Child Safety Online: Video Games
Playing video games can be a great way to have fun, relax and socialise with friends in your spare time. It's a popular pastime not only for children, but adults as well. Some games are based 'offline', meaning you don’t play against or with any other real people, however, gaming is becoming more and more geared towards playing with other real people online.
Some very popular games such as Fortnite or PlayerUnknown’s Battleground (better known as PubG), are 'online only' games, where you are placed into a game with random people (as well as friends, if you invite them), to fight against one another for survival. If your child plays these types of online games they will have the ability to chat with fellow players through text chat or voice chat (if they have a headset). Since these games are also popular with adults as well at children, it means it's very hard for you to know who your child may be interacting with online and whether they are being exposed to bullying or inappropriate language or behaviour. It's always a good idea to make sure your child is aware of the dangers of interacting with strangers online and to ensure they know how to report and block other players on these games. This gives you and your child more control over who enters your house in a digital sense.
Finding out what games your child is playing and checking the age rating is advisable too. It is even wise to check why a game has been given the rating they have because it will give you a flavour of what happens in the game. Some popular games such as Grand Theft Auto 5, which is 18 rated, has an offline story mode and an online mode where you play against strangers, but both modes contains strong adult content that may be unsuitable for your child. This is just one example of why it's advisable to research games before letting your child play them. Common Sense Media has parent and child reviews and a summary of the content of games, which could help you decide if this is the right game for your child. Finding out about which parental controls can be applied to the console or game itself could also help protect your child.
Online games can be played on consoles such as the Xbox, PlayStation, Nintendo Switch, or on a computer or mobile device. Keeping an open dialogue about which games your child is playing and how they are using the game is a good way to find out how what the games involve, and can provide you with an opportunity to remind your child that they can always talk to you if something happens that upsets them or makes them feel uncomfortable. It is also worth reminding your child that they should never share personal details (such as their address or which school they go to) with anyone online, and to be careful not to share pictures or videos with anyone they don't know well.
There is a growing trend around watching other accomplished gamers play games live via streaming services such as Twitch or Mixer. It is worth being aware if your child engages with this as well since the gamers are generally adults who play games while chatting to the viewers watching them. Although these streams are usually fairly innocent, some language or behaviour may not be suitable for your child to view, or the game they are playing may be contain inappropriate content.

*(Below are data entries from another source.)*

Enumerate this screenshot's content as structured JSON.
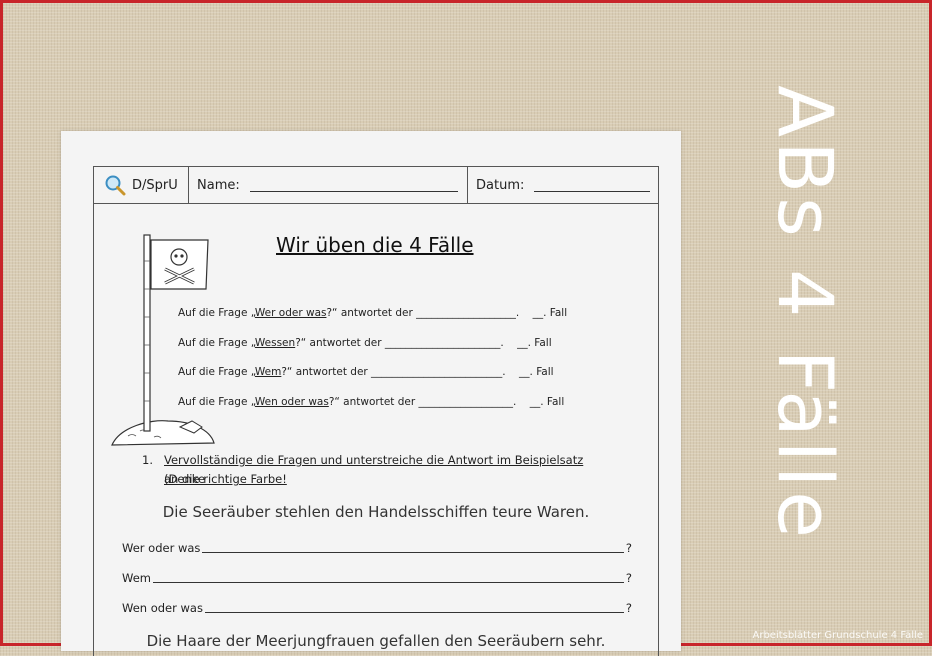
{
  "side_title": "ABs 4 Fälle",
  "watermark": "Arbeitsblätter Grundschule 4 Fälle",
  "header": {
    "subject": "D/SprU",
    "name_label": "Name:",
    "date_label": "Datum:"
  },
  "worksheet": {
    "title": "Wir üben die 4 Fälle",
    "questions": [
      {
        "prefix": "Auf die Frage „",
        "question": "Wer oder was",
        "suffix": "?“ antwortet der ___________________.",
        "case": "__. Fall"
      },
      {
        "prefix": "Auf die Frage „",
        "question": "Wessen",
        "suffix": "?“ antwortet der ______________________.",
        "case": "__. Fall"
      },
      {
        "prefix": "Auf die Frage „",
        "question": "Wem",
        "suffix": "?“ antwortet der _________________________.",
        "case": "__. Fall"
      },
      {
        "prefix": "Auf die Frage „",
        "question": "Wen oder was",
        "suffix": "?“ antwortet der __________________.",
        "case": "__. Fall"
      }
    ],
    "task_number": "1.",
    "task_line1": "Vervollständige die Fragen und unterstreiche die Antwort im Beispielsatz (Denke",
    "task_line2": "an die richtige Farbe!",
    "sentence1": "Die Seeräuber stehlen den Handelsschiffen teure Waren.",
    "answers": [
      {
        "label": "Wer oder was",
        "end": "?"
      },
      {
        "label": "Wem",
        "end": "?"
      },
      {
        "label": "Wen oder was",
        "end": "?"
      }
    ],
    "sentence2": "Die Haare der Meerjungfrauen gefallen den Seeräubern sehr."
  }
}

There are also text chats in these apps where viewers can talk to each other about what they are watching. These chats are sometimes only loosely moderated by chosen fans or friends of the person streaming, but often still contain adult language and behaviour since anyone can watch and post messages in these video streams.
There are safer ways to play online if you are concerned about your child, which include playing closed games where they can only play with known friends; this is especially common in games like Minecraft. However if your child is using modern technology and gaming, it's always worth regularly checking in with them to ensure they're happy and safe with what’s happening in their gaming world. This will ensure you maintain an open dialogue and that discussing these issues remains a normal part of life.Back